Today was good. Like, “I backed into a spot between two cars in a parking garage at 7:30 in the morning” kind of good. Like “my train ran express from Worcester to Boston” kind of good. Like “I got on that train ten minutes before it was scheduled to leave” kind of good.
I just assumed I’d feel really shitty all day. Because it’s my grandma’s birthday. The first one since she died last summer. But instead, everything went right. The sun was out. I had a green juice. I had productive conversations.
Grief is like love in that no one really cares about or understands it except for the person experiencing it. We all say that we are so sorry for you or so happy for you, but I don’t think we mean either of those things, not really.
I think we say we are happy for people who are in love because we are really relieved that they are not alone (and it isn’t our responsibility), relieved that they have a support system (that isn’t us), relieved that maybe they have an interesting story about how they met their significant other (because maybe there’s hope for us). But beyond that, we don’t really care, do we?
In turn, when it comes to grief, we are sorry for someone’s loss because we feel sorry for all the people in our own lives that we have not yet lost but know that we someday will, or because we remember the people we already lost and someone else’s grief triggers that personal sorrow-memory. Which is different from being “sorry for” someone’s loss. Is that sympathy? I don’t quite get it, I know, but I don’t quite think that’s it, and if that’s it, it doesn’t seem real.
I know I said that today was good and it doesn’t quite sound like it here, but I really did and I do mean it. The sun was out, I was early for my obligations, and conversations came easily. But in the background was my grandma’s absence and flitting memories of visiting her grave for the first time since the funeral, which I did last week, and the discomfiting acceptance that I will never again send her flowers and that I have hours upon hours of interviews recorded with her that I do not have the mental stamina to listen to yet.
Yet every time something went astonishingly, uncharacteristically right for me today, I thought of her, and I thanked her, out loud, and everything was flat. And it made me think of multigenerational epic novels and how we are tethered to the people — and especially, the women, I think — who raised us, in ways that we can’t possibly ever be tied to anyone else.
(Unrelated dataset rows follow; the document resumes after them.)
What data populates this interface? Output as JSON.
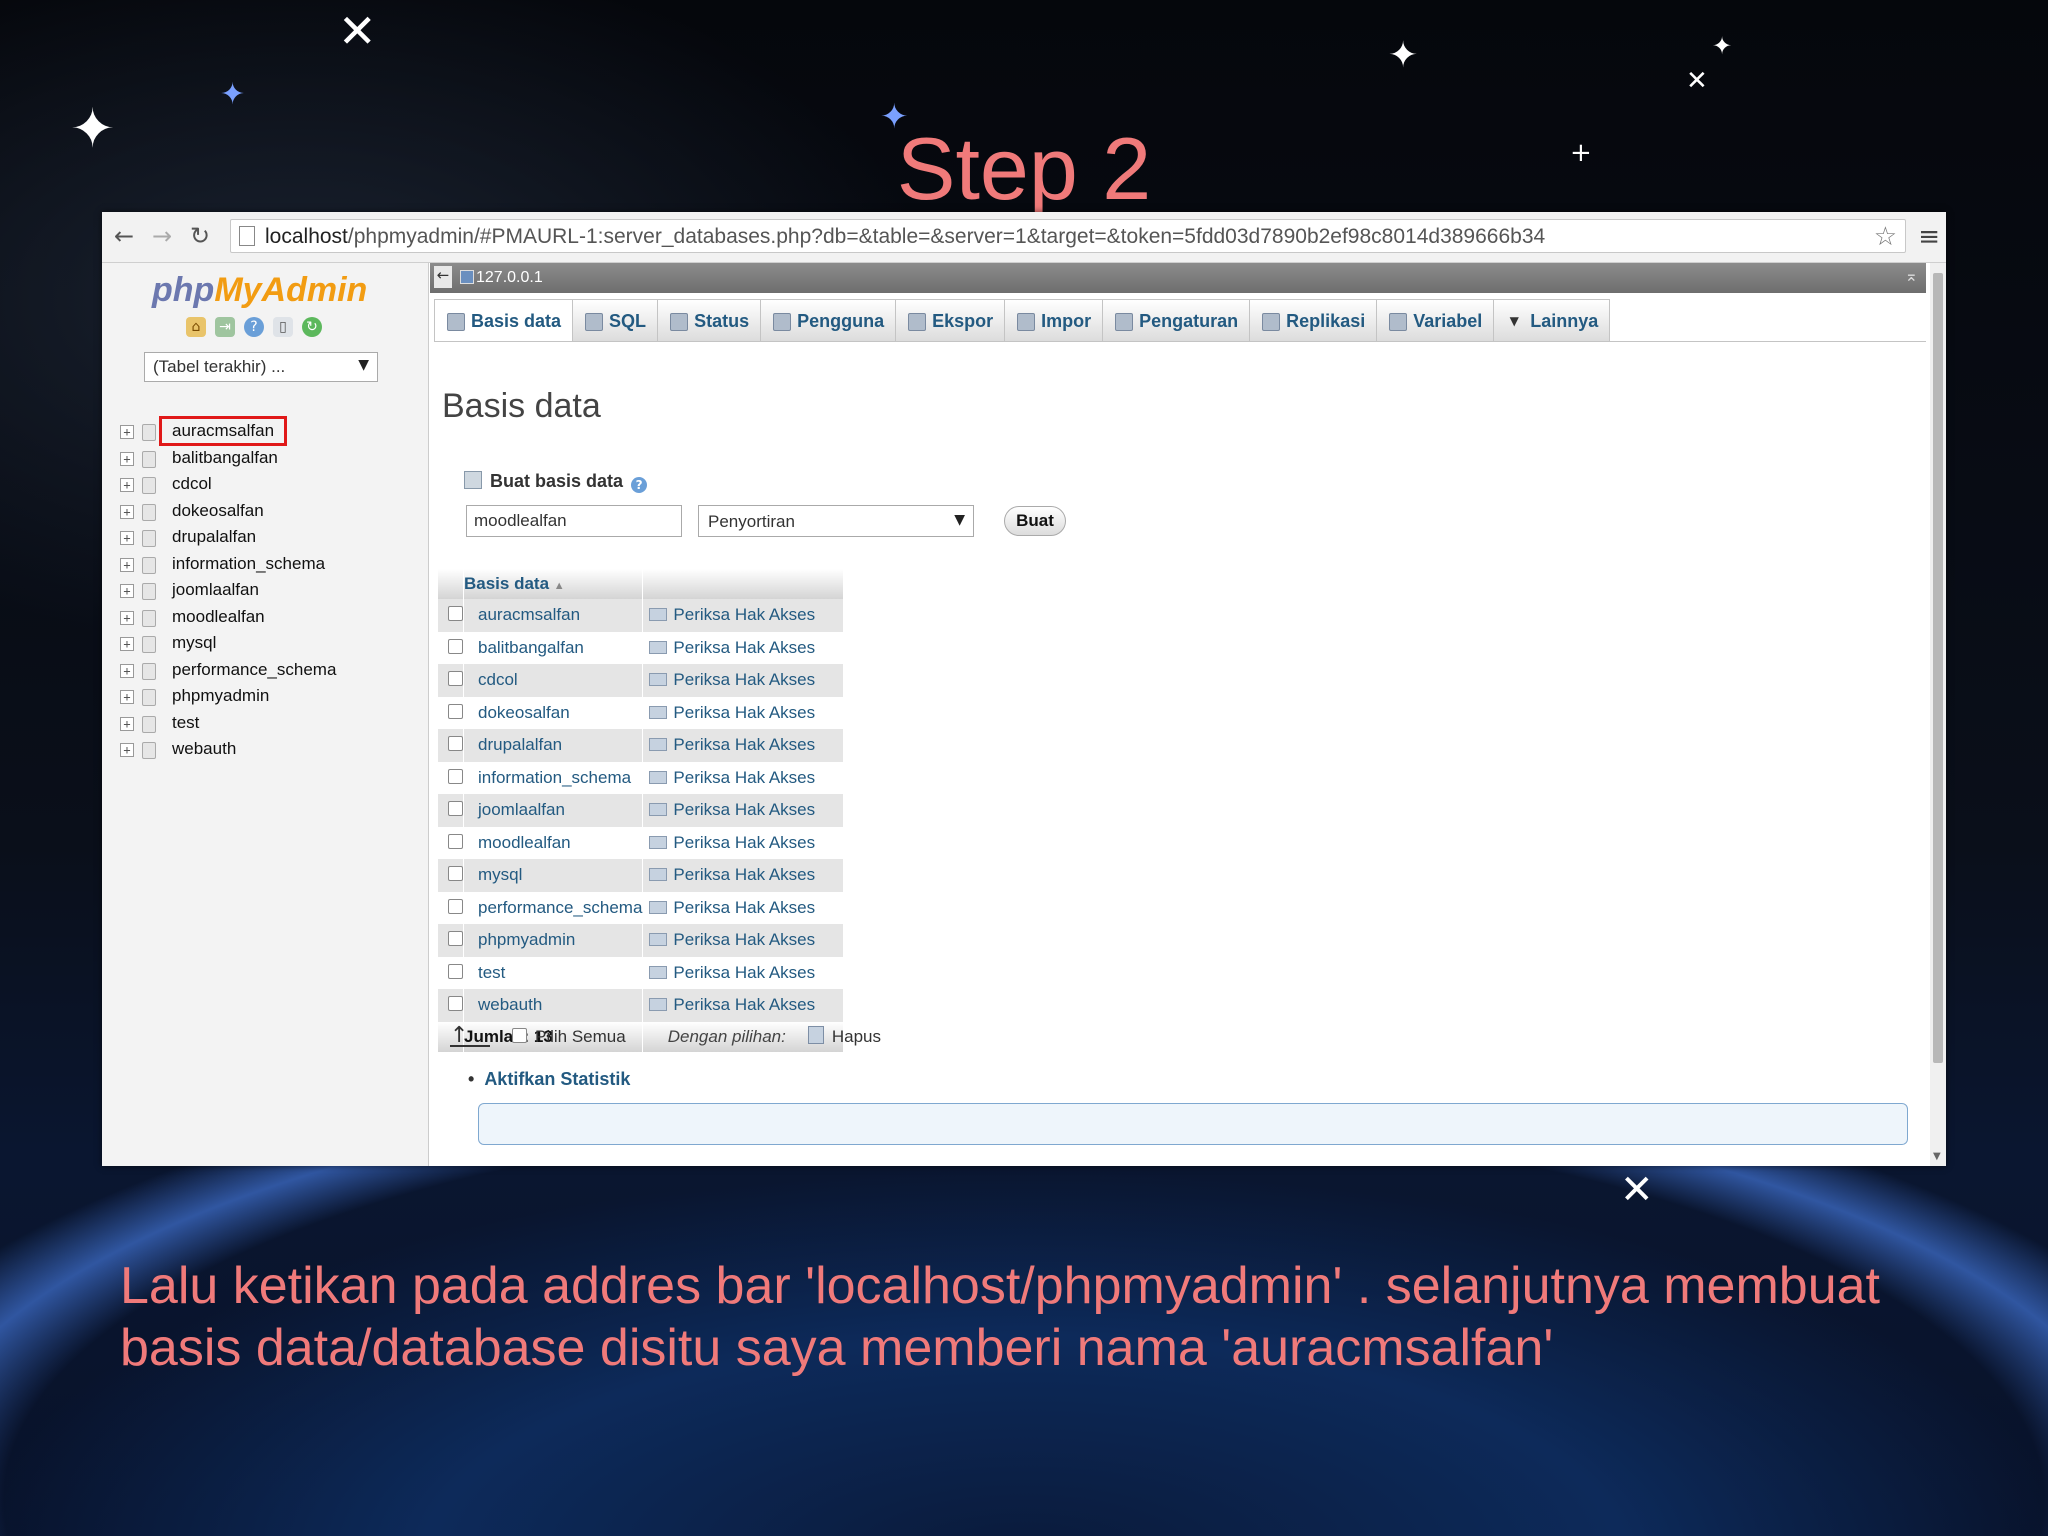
{
  "slide": {
    "title": "Step 2",
    "caption": "Lalu ketikan pada addres bar 'localhost/phpmyadmin' . selanjutnya membuat basis data/database disitu saya memberi nama 'auracmsalfan'"
  },
  "browser": {
    "url_host": "localhost",
    "url_path": "/phpmyadmin/#PMAURL-1:server_databases.php?db=&table=&server=1&target=&token=5fdd03d7890b2ef98c8014d389666b34"
  },
  "left_panel": {
    "logo": {
      "php": "php",
      "my": "My",
      "admin": "Admin"
    },
    "recent_tables": "(Tabel terakhir) ...",
    "databases": [
      "auracmsalfan",
      "balitbangalfan",
      "cdcol",
      "dokeosalfan",
      "drupalalfan",
      "information_schema",
      "joomlaalfan",
      "moodlealfan",
      "mysql",
      "performance_schema",
      "phpmyadmin",
      "test",
      "webauth"
    ],
    "highlighted": "auracmsalfan"
  },
  "server": "127.0.0.1",
  "tabs": [
    {
      "label": "Basis data",
      "icon": "database-icon"
    },
    {
      "label": "SQL",
      "icon": "sql-icon"
    },
    {
      "label": "Status",
      "icon": "status-icon"
    },
    {
      "label": "Pengguna",
      "icon": "users-icon"
    },
    {
      "label": "Ekspor",
      "icon": "export-icon"
    },
    {
      "label": "Impor",
      "icon": "import-icon"
    },
    {
      "label": "Pengaturan",
      "icon": "wrench-icon"
    },
    {
      "label": "Replikasi",
      "icon": "replication-icon"
    },
    {
      "label": "Variabel",
      "icon": "variables-icon"
    },
    {
      "label": "Lainnya",
      "icon": "triangle-down-icon"
    }
  ],
  "main": {
    "heading": "Basis data",
    "create": {
      "title": "Buat basis data",
      "input_value": "moodlealfan",
      "collation": "Penyortiran",
      "button": "Buat"
    },
    "table": {
      "column": "Basis data",
      "sort_mark": "▲",
      "rows": [
        {
          "name": "auracmsalfan",
          "action": "Periksa Hak Akses"
        },
        {
          "name": "balitbangalfan",
          "action": "Periksa Hak Akses"
        },
        {
          "name": "cdcol",
          "action": "Periksa Hak Akses"
        },
        {
          "name": "dokeosalfan",
          "action": "Periksa Hak Akses"
        },
        {
          "name": "drupalalfan",
          "action": "Periksa Hak Akses"
        },
        {
          "name": "information_schema",
          "action": "Periksa Hak Akses"
        },
        {
          "name": "joomlaalfan",
          "action": "Periksa Hak Akses"
        },
        {
          "name": "moodlealfan",
          "action": "Periksa Hak Akses"
        },
        {
          "name": "mysql",
          "action": "Periksa Hak Akses"
        },
        {
          "name": "performance_schema",
          "action": "Periksa Hak Akses"
        },
        {
          "name": "phpmyadmin",
          "action": "Periksa Hak Akses"
        },
        {
          "name": "test",
          "action": "Periksa Hak Akses"
        },
        {
          "name": "webauth",
          "action": "Periksa Hak Akses"
        }
      ],
      "total": "Jumlah: 13"
    },
    "footer": {
      "select_all": "Pilih Semua",
      "with_selected": "Dengan pilihan:",
      "delete": "Hapus"
    },
    "stats_link": "Aktifkan Statistik"
  },
  "colors": {
    "slide_text": "#f07a7a",
    "link": "#235a81",
    "highlight_box": "#e01818",
    "logo_php": "#6c78af",
    "logo_myadmin": "#f29c12"
  }
}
But the other weird thing about this grief is that sometimes it can drive you to joy. Because even if you can’t communicate, you know that those women you’ve lost would be proud of you, not just for making the train early or for parking your car in an impossible situation, but for feeling that happiness at all. For having those victories. Because those women who raised you taught you to believe that you deserved to feel happy — they treated happiness like the end goal, trained you how to find it in express trains and obligable small talk with strangers, if you had to. And you try to take that with you into your daily life, although it’s really goddamn hard to be that optimistic at every turn. But then it falls into place for one entire morning and you remember that they told you that you deserved this all the time. And here we are.